Studies with data from seven states with smoking bans show no correlation between the bans and heart attack rates.
Reason points out a study looking at data from six states that concluded, "smoke-free ordinances provide a healthy indoor environment, but their implementation in six states had little or no immediate measurable effect on [heart attack] mortality." The study was published in the Journal of Community Health.
Reason notes that tobacco policy blogger Michael Siegel looks at data from Ohio and concludes that "the rate of decline in heart attack discharges in Ohio was greater prior to the smoking ban than it was in the first three years after the smoking ban." Siegel basis his conclusion on data shown here.
These conclusions run contrary to a report mentioned in The New York Times that claimed smoking bans reduce cases of heart attacks and heart disease. That study was conducted by the Institute of Medicine.
"Even a small amount of exposure to secondhand smoke can increase blood clotting, constrict blood vessels and can cause a heart attack,” said Dr. Neal L. Benowitz, a professor of medicine, psychiatry and biopharmaceutical sciences at the University of California, San Francisco when the report was released in 2009.

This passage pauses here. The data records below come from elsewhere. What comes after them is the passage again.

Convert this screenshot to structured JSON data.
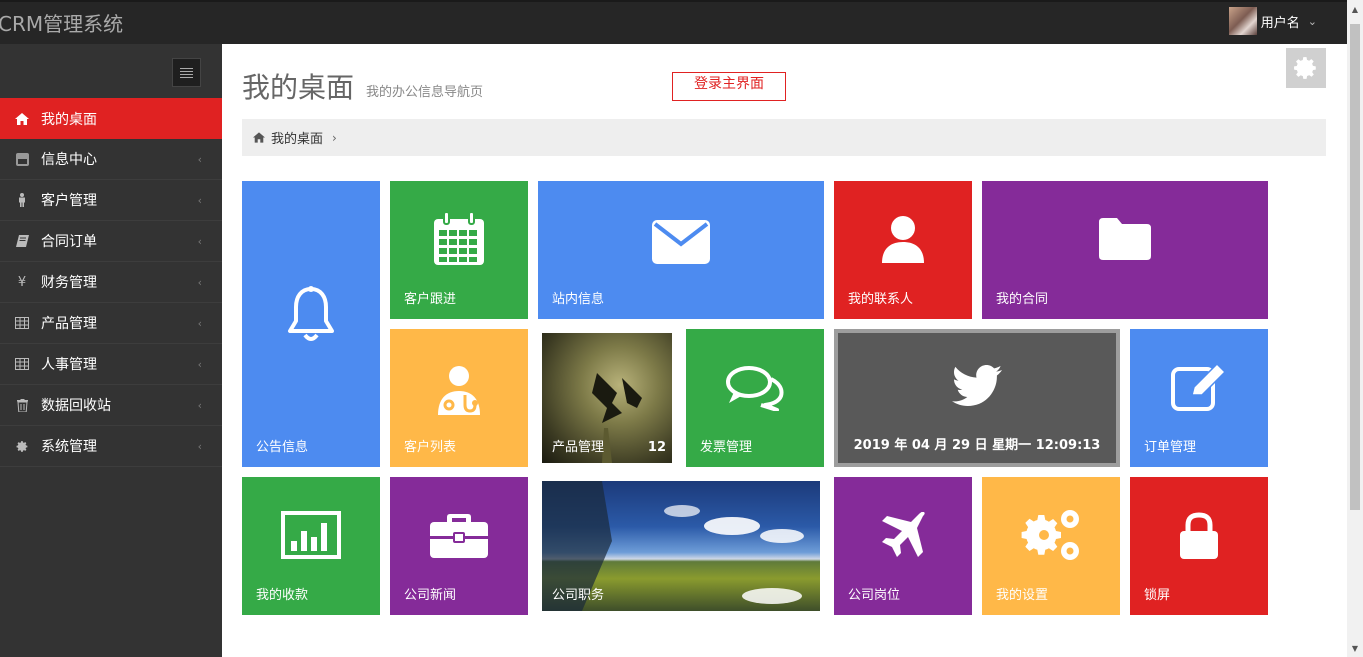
{
  "app": {
    "title": "CRM管理系统"
  },
  "user": {
    "name": "用户名"
  },
  "sidebar": {
    "items": [
      {
        "label": "我的桌面",
        "icon": "home-icon",
        "active": true
      },
      {
        "label": "信息中心",
        "icon": "youtube-icon"
      },
      {
        "label": "客户管理",
        "icon": "male-icon"
      },
      {
        "label": "合同订单",
        "icon": "book-icon"
      },
      {
        "label": "财务管理",
        "icon": "yen-icon"
      },
      {
        "label": "产品管理",
        "icon": "table-icon"
      },
      {
        "label": "人事管理",
        "icon": "table-icon"
      },
      {
        "label": "数据回收站",
        "icon": "trash-icon"
      },
      {
        "label": "系统管理",
        "icon": "cog-icon"
      }
    ]
  },
  "header": {
    "title": "我的桌面",
    "subtitle": "我的办公信息导航页",
    "annotation": "登录主界面"
  },
  "breadcrumb": {
    "current": "我的桌面"
  },
  "tiles": {
    "notice": "公告信息",
    "customer_follow": "客户跟进",
    "site_message": "站内信息",
    "my_contacts": "我的联系人",
    "my_contracts": "我的合同",
    "customer_list": "客户列表",
    "product_mgmt": "产品管理",
    "product_count": "12",
    "invoice_mgmt": "发票管理",
    "datetime": "2019 年 04 月 29 日 星期一 12:09:13",
    "order_mgmt": "订单管理",
    "my_receipts": "我的收款",
    "company_news": "公司新闻",
    "company_duties": "公司职务",
    "company_posts": "公司岗位",
    "my_settings": "我的设置",
    "lock_screen": "锁屏"
  },
  "colors": {
    "red": "#e02222",
    "green": "#35aa47",
    "blue": "#4d8bf0",
    "purple": "#852b99",
    "yellow": "#ffb848",
    "sidebar": "#333333",
    "topbar": "#262626"
  }
}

In March, Med Pundit reported on a study in Scotland that found a 17 percent drop in heart attacks after the first full year of a smoking ban.